If Marxism is the answer, what is the question?

From The Independent:

Marx When I worked at the Foreign Office many moons ago, one of the more venerated research analysts explained to me why his job was impossible. “It is not the job of political science to predict the future,” he said. “The job of political science is to explain, once the future has become the past, why it was inevitable that History should have transpired thus.” This is one half of Karl Marx's interminable beef with the march of civilisation. Too many people read him as a political scientist, and in its fullest form, his Forecast for Man shows no sign of materialising. Once his utopian vision has become an everyday reality for a vast number of people, perhaps he will be supremely right. Until then, he's mainly just usefully wrong. The other half of Marx's beef with civilisation is the 20th century. Though he doesn't admit it, Eric Hobsbawm, the most eminent Marxist historian writing in English today, must be at least a little annoyed that a chunky portion of the horrors of modernity were perpetrated in his hero's name. Of course, the likes of Stalin and Mao were Stalinist and Maoist long before they were Marxist, but Hobsbawm's ongoing refusal to confront this basic truth depletes his contribution to political thought. It is a great shame, because as this collection shows, he is a brilliant writer, erudite critic and, as he approaches his 94th birthday, a joyfully unrepentant communist.

In just over 400 pages of essays and lectures written between 1957 and 2010, Hobsbawm's Marx emerges as a man burdened by History.
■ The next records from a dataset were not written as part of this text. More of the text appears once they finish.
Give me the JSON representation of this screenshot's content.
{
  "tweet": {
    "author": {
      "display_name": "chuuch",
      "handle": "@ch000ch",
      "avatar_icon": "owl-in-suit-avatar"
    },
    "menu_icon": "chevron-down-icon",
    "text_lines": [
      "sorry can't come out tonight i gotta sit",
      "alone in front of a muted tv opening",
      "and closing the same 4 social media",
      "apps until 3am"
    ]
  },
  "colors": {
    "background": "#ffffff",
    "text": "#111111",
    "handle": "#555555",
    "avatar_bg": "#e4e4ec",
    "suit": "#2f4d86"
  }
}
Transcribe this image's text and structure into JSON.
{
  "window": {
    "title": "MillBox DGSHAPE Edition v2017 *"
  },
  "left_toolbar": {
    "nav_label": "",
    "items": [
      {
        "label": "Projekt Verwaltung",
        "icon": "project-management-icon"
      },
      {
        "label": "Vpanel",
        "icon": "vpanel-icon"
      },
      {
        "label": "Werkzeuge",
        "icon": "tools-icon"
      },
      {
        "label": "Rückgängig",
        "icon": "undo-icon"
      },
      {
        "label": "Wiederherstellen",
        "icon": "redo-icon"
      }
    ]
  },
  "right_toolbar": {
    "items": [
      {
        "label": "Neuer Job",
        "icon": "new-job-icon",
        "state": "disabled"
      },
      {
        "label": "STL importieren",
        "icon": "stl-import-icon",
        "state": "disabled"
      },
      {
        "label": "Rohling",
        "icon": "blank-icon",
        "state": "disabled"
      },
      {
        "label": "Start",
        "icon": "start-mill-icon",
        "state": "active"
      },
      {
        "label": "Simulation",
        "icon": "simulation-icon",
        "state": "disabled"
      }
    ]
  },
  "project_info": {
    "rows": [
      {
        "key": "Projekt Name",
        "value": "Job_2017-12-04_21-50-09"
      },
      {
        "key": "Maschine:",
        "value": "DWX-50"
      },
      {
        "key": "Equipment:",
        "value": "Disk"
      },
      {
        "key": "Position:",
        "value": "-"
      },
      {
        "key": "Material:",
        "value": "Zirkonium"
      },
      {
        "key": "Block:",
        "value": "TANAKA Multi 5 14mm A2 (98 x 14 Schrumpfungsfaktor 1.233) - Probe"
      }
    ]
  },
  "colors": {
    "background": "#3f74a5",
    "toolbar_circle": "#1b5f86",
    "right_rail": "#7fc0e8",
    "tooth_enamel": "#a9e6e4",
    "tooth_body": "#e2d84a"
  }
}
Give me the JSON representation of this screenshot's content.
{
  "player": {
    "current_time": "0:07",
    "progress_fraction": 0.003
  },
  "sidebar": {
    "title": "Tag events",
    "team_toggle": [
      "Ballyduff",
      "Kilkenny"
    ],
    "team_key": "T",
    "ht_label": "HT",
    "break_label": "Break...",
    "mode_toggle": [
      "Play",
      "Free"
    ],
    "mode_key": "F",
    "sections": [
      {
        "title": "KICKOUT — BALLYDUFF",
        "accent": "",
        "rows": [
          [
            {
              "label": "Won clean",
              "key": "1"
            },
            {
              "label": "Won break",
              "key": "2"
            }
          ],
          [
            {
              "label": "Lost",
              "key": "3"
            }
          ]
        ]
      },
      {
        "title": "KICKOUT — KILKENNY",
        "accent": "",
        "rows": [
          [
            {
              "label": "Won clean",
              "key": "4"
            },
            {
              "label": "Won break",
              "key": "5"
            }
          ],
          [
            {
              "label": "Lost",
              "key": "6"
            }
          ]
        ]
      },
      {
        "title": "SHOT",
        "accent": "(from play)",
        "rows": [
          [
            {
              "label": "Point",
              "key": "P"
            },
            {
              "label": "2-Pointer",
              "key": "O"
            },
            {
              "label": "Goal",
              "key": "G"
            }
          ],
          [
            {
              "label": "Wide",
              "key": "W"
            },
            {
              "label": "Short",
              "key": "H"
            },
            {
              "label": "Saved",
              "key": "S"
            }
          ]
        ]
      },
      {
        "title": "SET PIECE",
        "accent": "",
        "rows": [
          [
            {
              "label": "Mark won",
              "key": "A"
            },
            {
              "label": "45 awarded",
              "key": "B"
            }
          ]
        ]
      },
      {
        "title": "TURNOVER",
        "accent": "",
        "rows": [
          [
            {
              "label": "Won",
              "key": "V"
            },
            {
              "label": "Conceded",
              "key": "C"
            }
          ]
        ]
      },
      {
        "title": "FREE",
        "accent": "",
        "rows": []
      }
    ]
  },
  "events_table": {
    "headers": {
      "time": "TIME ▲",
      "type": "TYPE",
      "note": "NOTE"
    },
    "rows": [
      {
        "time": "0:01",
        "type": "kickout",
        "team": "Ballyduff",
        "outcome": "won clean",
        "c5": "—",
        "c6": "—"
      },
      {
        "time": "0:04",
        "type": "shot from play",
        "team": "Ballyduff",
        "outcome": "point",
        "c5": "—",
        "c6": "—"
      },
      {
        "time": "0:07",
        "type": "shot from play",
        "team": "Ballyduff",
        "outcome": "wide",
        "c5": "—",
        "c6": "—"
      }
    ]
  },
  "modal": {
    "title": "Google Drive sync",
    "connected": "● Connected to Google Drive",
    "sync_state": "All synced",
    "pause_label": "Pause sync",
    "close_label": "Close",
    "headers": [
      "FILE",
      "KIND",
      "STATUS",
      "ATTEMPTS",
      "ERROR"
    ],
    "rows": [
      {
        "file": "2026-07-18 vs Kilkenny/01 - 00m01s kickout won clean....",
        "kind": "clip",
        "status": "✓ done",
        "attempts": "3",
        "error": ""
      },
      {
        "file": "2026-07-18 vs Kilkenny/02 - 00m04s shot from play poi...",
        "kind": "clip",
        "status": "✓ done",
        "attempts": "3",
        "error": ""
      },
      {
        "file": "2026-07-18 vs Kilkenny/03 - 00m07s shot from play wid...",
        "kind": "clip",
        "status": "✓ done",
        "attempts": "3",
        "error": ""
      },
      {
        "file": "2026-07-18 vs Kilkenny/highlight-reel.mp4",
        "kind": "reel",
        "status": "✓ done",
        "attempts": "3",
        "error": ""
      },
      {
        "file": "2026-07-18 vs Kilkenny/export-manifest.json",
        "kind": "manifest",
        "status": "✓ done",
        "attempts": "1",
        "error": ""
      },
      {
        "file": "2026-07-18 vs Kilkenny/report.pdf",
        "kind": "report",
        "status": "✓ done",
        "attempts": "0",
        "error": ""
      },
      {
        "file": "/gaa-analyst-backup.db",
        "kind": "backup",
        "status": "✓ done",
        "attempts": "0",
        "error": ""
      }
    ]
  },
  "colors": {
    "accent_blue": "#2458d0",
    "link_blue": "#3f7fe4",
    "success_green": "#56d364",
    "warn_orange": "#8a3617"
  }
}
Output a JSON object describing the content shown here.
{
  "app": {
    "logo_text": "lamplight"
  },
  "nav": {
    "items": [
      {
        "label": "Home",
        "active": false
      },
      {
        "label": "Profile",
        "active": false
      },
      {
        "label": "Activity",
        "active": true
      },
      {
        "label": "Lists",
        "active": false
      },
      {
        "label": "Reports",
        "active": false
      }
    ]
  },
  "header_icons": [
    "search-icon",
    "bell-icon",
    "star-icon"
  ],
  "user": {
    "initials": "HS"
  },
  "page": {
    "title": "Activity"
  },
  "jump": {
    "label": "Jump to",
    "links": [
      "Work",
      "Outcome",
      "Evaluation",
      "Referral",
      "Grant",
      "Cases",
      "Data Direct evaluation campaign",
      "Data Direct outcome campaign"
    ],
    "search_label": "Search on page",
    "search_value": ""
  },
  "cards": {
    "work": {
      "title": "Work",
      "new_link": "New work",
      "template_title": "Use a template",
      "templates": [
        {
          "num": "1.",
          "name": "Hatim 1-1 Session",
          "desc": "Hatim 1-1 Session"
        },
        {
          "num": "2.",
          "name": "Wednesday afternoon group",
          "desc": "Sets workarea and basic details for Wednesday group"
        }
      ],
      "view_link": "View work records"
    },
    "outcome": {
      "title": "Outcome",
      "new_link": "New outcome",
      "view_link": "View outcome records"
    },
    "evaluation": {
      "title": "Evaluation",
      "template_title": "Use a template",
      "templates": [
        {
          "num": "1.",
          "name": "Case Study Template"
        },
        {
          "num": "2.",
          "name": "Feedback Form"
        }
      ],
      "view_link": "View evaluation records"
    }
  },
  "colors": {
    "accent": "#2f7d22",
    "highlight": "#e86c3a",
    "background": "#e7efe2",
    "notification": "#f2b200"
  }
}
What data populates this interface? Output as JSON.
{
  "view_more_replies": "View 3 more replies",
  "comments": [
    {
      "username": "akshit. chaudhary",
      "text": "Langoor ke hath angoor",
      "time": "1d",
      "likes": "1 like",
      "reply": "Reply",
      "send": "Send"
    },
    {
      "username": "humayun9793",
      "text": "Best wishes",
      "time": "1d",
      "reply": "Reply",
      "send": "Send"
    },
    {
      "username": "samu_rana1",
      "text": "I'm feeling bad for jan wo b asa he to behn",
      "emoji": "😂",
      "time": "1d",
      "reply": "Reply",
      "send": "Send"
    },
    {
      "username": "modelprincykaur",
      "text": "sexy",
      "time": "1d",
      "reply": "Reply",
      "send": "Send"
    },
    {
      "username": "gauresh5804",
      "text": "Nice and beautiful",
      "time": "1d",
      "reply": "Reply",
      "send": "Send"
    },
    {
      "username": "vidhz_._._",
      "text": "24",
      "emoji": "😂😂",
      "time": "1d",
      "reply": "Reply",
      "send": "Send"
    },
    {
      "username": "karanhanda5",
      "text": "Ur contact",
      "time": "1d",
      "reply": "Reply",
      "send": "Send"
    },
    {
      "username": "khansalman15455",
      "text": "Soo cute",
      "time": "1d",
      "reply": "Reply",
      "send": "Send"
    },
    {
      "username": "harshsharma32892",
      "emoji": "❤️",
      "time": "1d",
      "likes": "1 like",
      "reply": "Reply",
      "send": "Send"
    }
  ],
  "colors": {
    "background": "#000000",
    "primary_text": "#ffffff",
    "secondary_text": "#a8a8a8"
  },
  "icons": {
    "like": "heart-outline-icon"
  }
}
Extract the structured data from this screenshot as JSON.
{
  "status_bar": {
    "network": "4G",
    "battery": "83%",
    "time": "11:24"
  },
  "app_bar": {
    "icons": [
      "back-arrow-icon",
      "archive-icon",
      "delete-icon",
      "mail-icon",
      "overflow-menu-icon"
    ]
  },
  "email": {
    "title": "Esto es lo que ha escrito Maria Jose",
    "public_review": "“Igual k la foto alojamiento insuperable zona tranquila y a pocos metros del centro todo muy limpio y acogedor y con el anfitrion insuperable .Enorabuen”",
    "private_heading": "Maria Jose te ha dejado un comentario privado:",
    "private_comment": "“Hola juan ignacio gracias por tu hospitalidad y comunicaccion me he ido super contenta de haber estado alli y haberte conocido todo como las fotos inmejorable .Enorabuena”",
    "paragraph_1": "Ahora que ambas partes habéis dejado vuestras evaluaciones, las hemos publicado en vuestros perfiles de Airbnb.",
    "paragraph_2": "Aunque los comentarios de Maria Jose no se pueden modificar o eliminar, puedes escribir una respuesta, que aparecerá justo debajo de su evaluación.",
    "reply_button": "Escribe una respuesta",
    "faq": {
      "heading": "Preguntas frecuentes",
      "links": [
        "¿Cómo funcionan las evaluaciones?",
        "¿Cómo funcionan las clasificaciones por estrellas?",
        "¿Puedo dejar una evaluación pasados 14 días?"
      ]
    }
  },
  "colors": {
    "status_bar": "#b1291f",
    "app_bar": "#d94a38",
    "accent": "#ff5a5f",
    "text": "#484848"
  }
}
It is ironic that silly conservatives accuse leftists of being uninterested in the authority of custom, experience and tradition – all ciphers of past practices – when the doyen of the left was obsessed with the past. Not just that: in German, there is a distinction between Historie, which refers to the past, and Geschichte, which refers to a process relating past and present with future. Marx's intellectual life, as presented by Hobsbawm, was based on his incorporation of the latter into politics.

More here.